"I'm scared of hurting her," he said once, privately while Tsuyoshi washed his hair in the bath. Tsuyoshi only nodded his understanding.

It was in the middle of a summer storm when Tsubame stopped breathing. He called the ambulance while Takeshi stood in the doorway of their bedroom, wide-eyed as Tsuyoshi begged for her to wake up. He asked a neighbor to watch him while he went with her to the hospital, and the last thing he saw before the ambulance doors shut was Takeshi staring out of the bedroom window and into the rain.

A month after the funeral the two of them walked home with bags of groceries, Takeshi awkwardly carrying a sack of rice in his small arms while Tsuyoshi took the rest. There was a gasp, then a thud, and Tsuyoshi looked to see Takeshi face down on the road, the bag of rice broken and spilt around him. He stared a moment, shocked, and Takeshi pushed himself up, obviously just as surprised. He looked at the grains of rice on the pavement and rubbed at his face, sniffling a few times before suddenly bursting into tears.

"Oi, Takeshi, don't cry," he shook his head, "You're not hurt, come on, we'll pick this up and get some more."

"I want Mommy!" the four year old cried, "I want Mom!"

"Takeshi," he knelt beside him "We talked about this. Mom isn't with us anymore."

"But I want her," Takeshi sniffed, looking up at his father, "Mom always made me feel better. Who's going to do that now? Mom's not here and I'm not going to feel better anymore."

Tsuyoshi looked away, swallowing thickly. He shifted his shopping to one hand, scooping up Takeshi with the other, holding him close and carrying him as he walked. "Dad, the rice..." he began but Tsuyoshi shook his head.
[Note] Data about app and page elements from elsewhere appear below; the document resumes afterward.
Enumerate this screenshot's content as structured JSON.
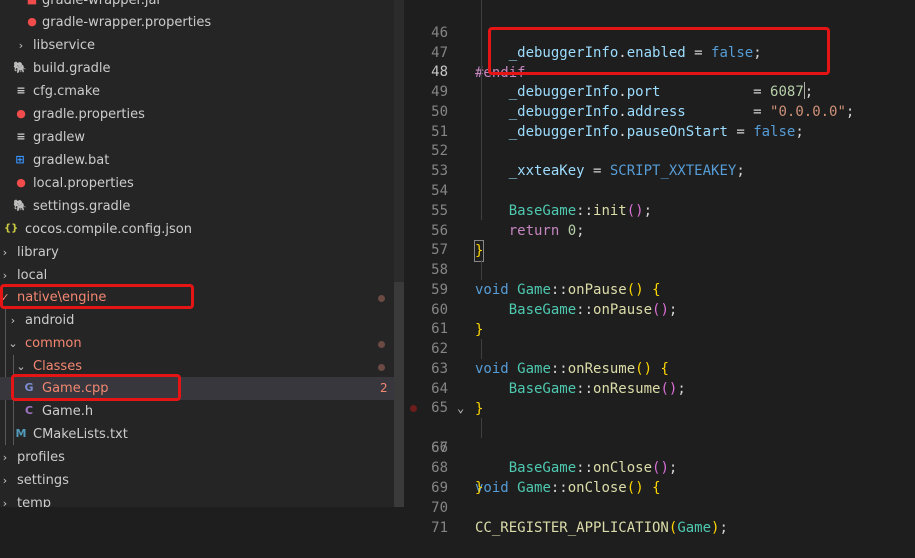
{
  "explorer": {
    "items": [
      {
        "label": "gradle-wrapper.jar",
        "icon": "ruby-file-icon"
      },
      {
        "label": "gradle-wrapper.properties",
        "icon": "properties-file-icon"
      },
      {
        "label": "libservice",
        "icon": "chevron-right-icon"
      },
      {
        "label": "build.gradle",
        "icon": "gradle-elephant-icon"
      },
      {
        "label": "cfg.cmake",
        "icon": "lines-file-icon"
      },
      {
        "label": "gradle.properties",
        "icon": "properties-file-icon"
      },
      {
        "label": "gradlew",
        "icon": "lines-file-icon"
      },
      {
        "label": "gradlew.bat",
        "icon": "windows-icon"
      },
      {
        "label": "local.properties",
        "icon": "properties-file-icon"
      },
      {
        "label": "settings.gradle",
        "icon": "gradle-elephant-icon"
      },
      {
        "label": "cocos.compile.config.json",
        "icon": "json-icon"
      },
      {
        "label": "library",
        "icon": "chevron-right-icon"
      },
      {
        "label": "local",
        "icon": "chevron-right-icon"
      },
      {
        "label": "native\\engine",
        "icon": "chevron-down-icon"
      },
      {
        "label": "android",
        "icon": "chevron-right-icon"
      },
      {
        "label": "common",
        "icon": "chevron-down-icon"
      },
      {
        "label": "Classes",
        "icon": "chevron-down-icon"
      },
      {
        "label": "Game.cpp",
        "icon": "cpp-file-icon",
        "badge": "2"
      },
      {
        "label": "Game.h",
        "icon": "c-header-icon"
      },
      {
        "label": "CMakeLists.txt",
        "icon": "cmake-icon"
      },
      {
        "label": "profiles",
        "icon": "chevron-right-icon"
      },
      {
        "label": "settings",
        "icon": "chevron-right-icon"
      },
      {
        "label": "temp",
        "icon": "chevron-right-icon"
      }
    ]
  },
  "editor": {
    "line_numbers": [
      "46",
      "47",
      "48",
      "49",
      "50",
      "51",
      "52",
      "53",
      "54",
      "55",
      "56",
      "57",
      "58",
      "59",
      "60",
      "61",
      "62",
      "63",
      "64",
      "65",
      "66",
      "67",
      "68",
      "69",
      "70",
      "71"
    ],
    "tokens": {
      "debuggerInfo": "_debuggerInfo",
      "enabled": "enabled",
      "port": "port",
      "address": "address",
      "pauseOnStart": "pauseOnStart",
      "false": "false",
      "endif": "#endif",
      "port_value": "6087",
      "address_value": "\"0.0.0.0\"",
      "xxteaKey": "_xxteaKey",
      "xxtea_macro": "SCRIPT_XXTEAKEY",
      "BaseGame": "BaseGame",
      "init": "init",
      "return": "return",
      "zero": "0",
      "void": "void",
      "Game": "Game",
      "onPause": "onPause",
      "onResume": "onResume",
      "onClose": "onClose",
      "register_macro": "CC_REGISTER_APPLICATION",
      "eq": " = ",
      "port_eq": "           = ",
      "addr_eq": "        = ",
      "dot": ".",
      "sep": "::",
      "semi": ";",
      "comma": ",",
      "lp": "(",
      "rp": ")",
      "lb": "{",
      "rb": "}",
      "sp": " "
    },
    "colors": {
      "highlight_box": "#e61515",
      "background": "#1e1e1e"
    }
  }
}
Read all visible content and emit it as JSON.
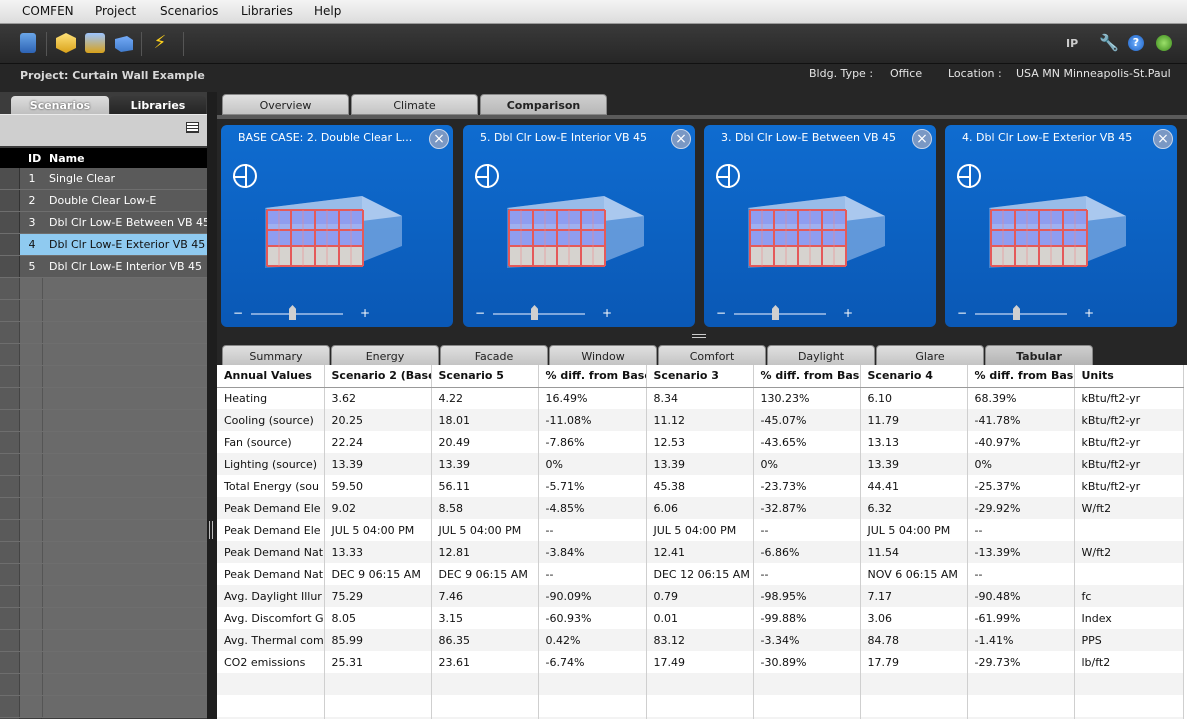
{
  "menubar": {
    "items": [
      "COMFEN",
      "Project",
      "Scenarios",
      "Libraries",
      "Help"
    ]
  },
  "toolbar": {
    "unit_label": "IP"
  },
  "info": {
    "project": "Project: Curtain Wall Example",
    "bldg_type_label": "Bldg. Type :",
    "bldg_type": "Office",
    "location_label": "Location :",
    "location": "USA MN Minneapolis-St.Paul"
  },
  "left": {
    "tabs": [
      "Scenarios",
      "Libraries"
    ],
    "header_id": "ID",
    "header_name": "Name",
    "rows": [
      {
        "id": "1",
        "name": "Single Clear"
      },
      {
        "id": "2",
        "name": "Double Clear Low-E"
      },
      {
        "id": "3",
        "name": "Dbl Clr Low-E Between VB 45"
      },
      {
        "id": "4",
        "name": "Dbl Clr Low-E Exterior VB 45"
      },
      {
        "id": "5",
        "name": "Dbl Clr Low-E Interior VB 45"
      }
    ],
    "selected_row": "4"
  },
  "main": {
    "tabs": [
      "Overview",
      "Climate",
      "Comparison"
    ],
    "active_tab": "Comparison",
    "cards": [
      {
        "title": "BASE CASE: 2. Double Clear L..."
      },
      {
        "title": "5. Dbl Clr Low-E Interior VB 45"
      },
      {
        "title": "3. Dbl Clr Low-E Between VB 45"
      },
      {
        "title": "4. Dbl Clr Low-E Exterior VB 45"
      }
    ],
    "subtabs": [
      "Summary",
      "Energy",
      "Facade",
      "Window",
      "Comfort",
      "Daylight",
      "Glare",
      "Tabular"
    ],
    "active_subtab": "Tabular"
  },
  "table": {
    "headers": [
      "Annual Values",
      "Scenario 2 (Base",
      "Scenario 5",
      "% diff. from Base",
      "Scenario 3",
      "% diff. from Base",
      "Scenario 4",
      "% diff. from Base",
      "Units"
    ],
    "rows": [
      [
        "Heating",
        "3.62",
        "4.22",
        "16.49%",
        "8.34",
        "130.23%",
        "6.10",
        "68.39%",
        "kBtu/ft2-yr"
      ],
      [
        "Cooling (source)",
        "20.25",
        "18.01",
        "-11.08%",
        "11.12",
        "-45.07%",
        "11.79",
        "-41.78%",
        "kBtu/ft2-yr"
      ],
      [
        "Fan (source)",
        "22.24",
        "20.49",
        "-7.86%",
        "12.53",
        "-43.65%",
        "13.13",
        "-40.97%",
        "kBtu/ft2-yr"
      ],
      [
        "Lighting (source)",
        "13.39",
        "13.39",
        "0%",
        "13.39",
        "0%",
        "13.39",
        "0%",
        "kBtu/ft2-yr"
      ],
      [
        "Total Energy (sou",
        "59.50",
        "56.11",
        "-5.71%",
        "45.38",
        "-23.73%",
        "44.41",
        "-25.37%",
        "kBtu/ft2-yr"
      ],
      [
        "Peak Demand Ele",
        "9.02",
        "8.58",
        "-4.85%",
        "6.06",
        "-32.87%",
        "6.32",
        "-29.92%",
        "W/ft2"
      ],
      [
        "Peak Demand Ele",
        "JUL 5 04:00 PM",
        "JUL 5 04:00 PM",
        "--",
        "JUL 5 04:00 PM",
        "--",
        "JUL 5 04:00 PM",
        "--",
        ""
      ],
      [
        "Peak Demand Nat",
        "13.33",
        "12.81",
        "-3.84%",
        "12.41",
        "-6.86%",
        "11.54",
        "-13.39%",
        "W/ft2"
      ],
      [
        "Peak Demand Nat",
        "DEC 9 06:15 AM",
        "DEC 9 06:15 AM",
        "--",
        "DEC 12 06:15 AM",
        "--",
        "NOV 6 06:15 AM",
        "--",
        ""
      ],
      [
        "Avg. Daylight Illur",
        "75.29",
        "7.46",
        "-90.09%",
        "0.79",
        "-98.95%",
        "7.17",
        "-90.48%",
        "fc"
      ],
      [
        "Avg. Discomfort G",
        "8.05",
        "3.15",
        "-60.93%",
        "0.01",
        "-99.88%",
        "3.06",
        "-61.99%",
        "Index"
      ],
      [
        "Avg. Thermal com",
        "85.99",
        "86.35",
        "0.42%",
        "83.12",
        "-3.34%",
        "84.78",
        "-1.41%",
        "PPS"
      ],
      [
        "CO2 emissions",
        "25.31",
        "23.61",
        "-6.74%",
        "17.49",
        "-30.89%",
        "17.79",
        "-29.73%",
        "lb/ft2"
      ]
    ]
  },
  "colors": {
    "card_blue": "#0f6cd0",
    "selected_row": "#8fcaf0",
    "accent": "#1a1a1a"
  }
}
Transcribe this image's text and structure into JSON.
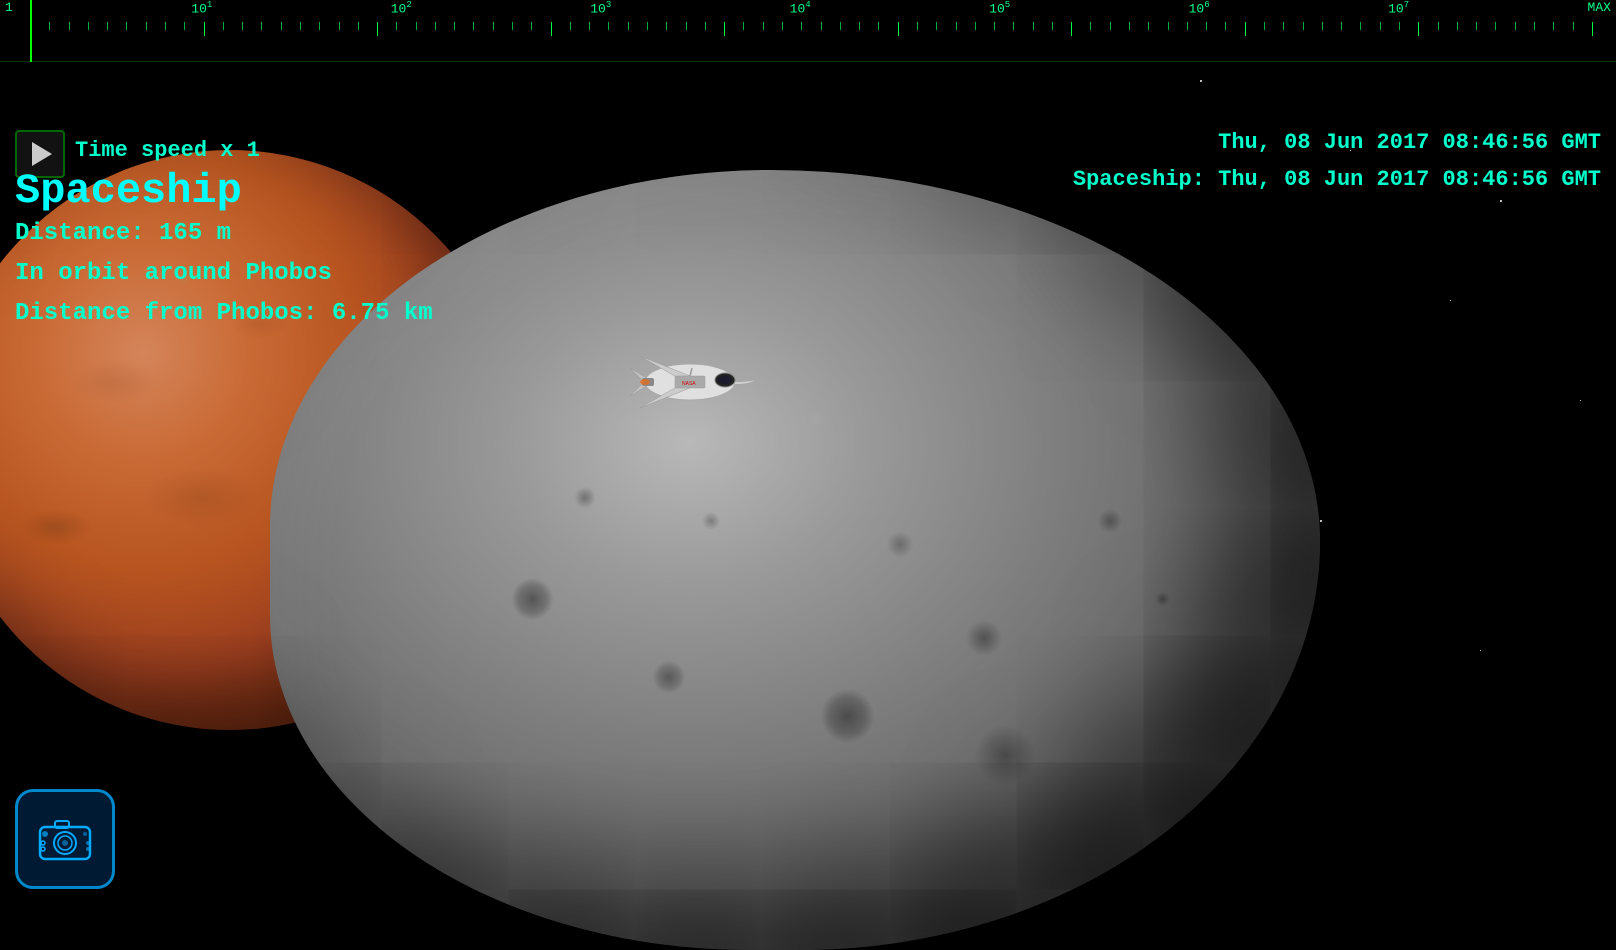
{
  "ruler": {
    "labels": [
      "1",
      "10¹",
      "10²",
      "10³",
      "10⁴",
      "10⁵",
      "10⁶",
      "10⁷",
      "MAX"
    ],
    "label_1": "1",
    "label_10_1": "10¹",
    "label_10_2": "10²",
    "label_10_3": "10³",
    "label_10_4": "10⁴",
    "label_10_5": "10⁵",
    "label_10_6": "10⁶",
    "label_10_7": "10⁷",
    "label_max": "MAX"
  },
  "controls": {
    "time_speed_label": "Time speed x 1",
    "play_button_label": "Play"
  },
  "datetime": {
    "current": "Thu,  08 Jun 2017  08:46:56 GMT",
    "spaceship_prefix": "Spaceship:",
    "spaceship_time": "Thu,  08 Jun 2017  08:46:56 GMT"
  },
  "object": {
    "name": "Spaceship",
    "distance_label": "Distance:",
    "distance_value": "165 m",
    "orbit_label": "In orbit around Phobos",
    "phobos_distance_label": "Distance from Phobos:",
    "phobos_distance_value": "6.75 km"
  },
  "camera": {
    "button_label": "Camera"
  },
  "colors": {
    "hud_cyan": "#00ffcc",
    "hud_bright_cyan": "#00ffff",
    "ruler_green": "#00ff00",
    "accent_blue": "#0088cc"
  }
}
"It's alright, we'll get it later. We'll drop this off and get ice cream okay?" he offered, and Takeshi nodded, gripping his shirt. "It'll be alright, you still have Dad."